- _Problem description_
Scan the entries and copy each line where the word "label" is present.

====== Entries shown

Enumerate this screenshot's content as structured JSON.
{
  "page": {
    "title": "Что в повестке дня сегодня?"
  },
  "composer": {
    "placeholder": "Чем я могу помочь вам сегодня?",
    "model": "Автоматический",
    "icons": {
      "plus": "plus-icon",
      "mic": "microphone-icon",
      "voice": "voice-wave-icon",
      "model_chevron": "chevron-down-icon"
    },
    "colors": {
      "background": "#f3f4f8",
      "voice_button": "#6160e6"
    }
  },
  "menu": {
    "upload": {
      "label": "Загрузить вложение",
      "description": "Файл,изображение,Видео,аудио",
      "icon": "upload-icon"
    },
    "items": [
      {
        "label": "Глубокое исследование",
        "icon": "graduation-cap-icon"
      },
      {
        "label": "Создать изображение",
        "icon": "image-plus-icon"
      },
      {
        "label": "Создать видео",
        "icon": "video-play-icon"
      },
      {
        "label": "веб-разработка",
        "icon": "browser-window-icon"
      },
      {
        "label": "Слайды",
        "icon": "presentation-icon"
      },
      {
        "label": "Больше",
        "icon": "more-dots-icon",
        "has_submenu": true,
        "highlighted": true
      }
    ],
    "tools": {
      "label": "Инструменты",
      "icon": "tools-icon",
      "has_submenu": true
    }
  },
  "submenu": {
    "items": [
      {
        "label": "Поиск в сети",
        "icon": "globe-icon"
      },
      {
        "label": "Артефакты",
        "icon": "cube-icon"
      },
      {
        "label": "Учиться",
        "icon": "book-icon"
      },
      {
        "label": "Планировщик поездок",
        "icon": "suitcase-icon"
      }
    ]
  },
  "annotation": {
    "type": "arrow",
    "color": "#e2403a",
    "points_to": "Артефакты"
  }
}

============

- _Result_
      "label": "Загрузить вложение",
        "label": "Глубокое исследование",
        "label": "Создать изображение",
        "label": "Создать видео",
        "label": "веб-разработка",
        "label": "Слайды",
        "label": "Больше",
      "label": "Инструменты",
        "label": "Поиск в сети",
        "label": "Артефакты",
        "label": "Учиться",
        "label": "Планировщик поездок",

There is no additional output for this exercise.